For the past 3 weeks, we’ve had faculty members and our Systems Psychologist evaluating APEX – the Applied Excellence business simulation game – with a diverse group of people including engineers, accountants, entrepreneurs, and analysts.
It has been fascinating to watch the various approaches to strategy and the dynamics of decision making in the face of uncertainty bring learning opportunities to the fore.
As we’ve polished the simulation, its ability to facilitate learning for executives has improved. This week we are doing another round of testing with yet another group of executives, after which we expect that we will be able to green light manufacture of the final product and will have an exciting new way to help people learn about strategic thinking, management, and how to achieve sustainable excellent performance.
The Power of Play
Games offer the opportunity for context-based learning, which most other teaching methods do not provide, making games a powerful learning tool. They change the learning process from being one of conscious effort to being a fun, subconscious one.

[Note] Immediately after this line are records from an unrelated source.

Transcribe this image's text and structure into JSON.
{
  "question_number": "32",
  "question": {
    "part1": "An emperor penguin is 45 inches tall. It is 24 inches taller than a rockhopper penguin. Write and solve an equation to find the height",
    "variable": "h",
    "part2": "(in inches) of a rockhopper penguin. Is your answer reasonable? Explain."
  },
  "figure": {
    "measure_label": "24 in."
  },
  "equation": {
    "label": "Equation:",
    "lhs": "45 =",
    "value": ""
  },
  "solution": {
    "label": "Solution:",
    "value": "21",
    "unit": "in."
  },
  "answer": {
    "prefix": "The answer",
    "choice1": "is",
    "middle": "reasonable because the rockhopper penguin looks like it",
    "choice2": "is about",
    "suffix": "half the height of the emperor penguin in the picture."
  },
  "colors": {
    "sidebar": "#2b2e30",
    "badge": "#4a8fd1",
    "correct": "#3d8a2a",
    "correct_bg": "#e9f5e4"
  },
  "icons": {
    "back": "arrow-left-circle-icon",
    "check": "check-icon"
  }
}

Rather than merely discussing topics with an instructor, participants engage in a scenario that enables them to quickly see and feel the consequences of their actions. This enables them realize things and facilitates both new learning and the transformation of old knowledge into new knowledge. In addition, it couples learning with emotion which as Plato reminds us is the basis of all learning.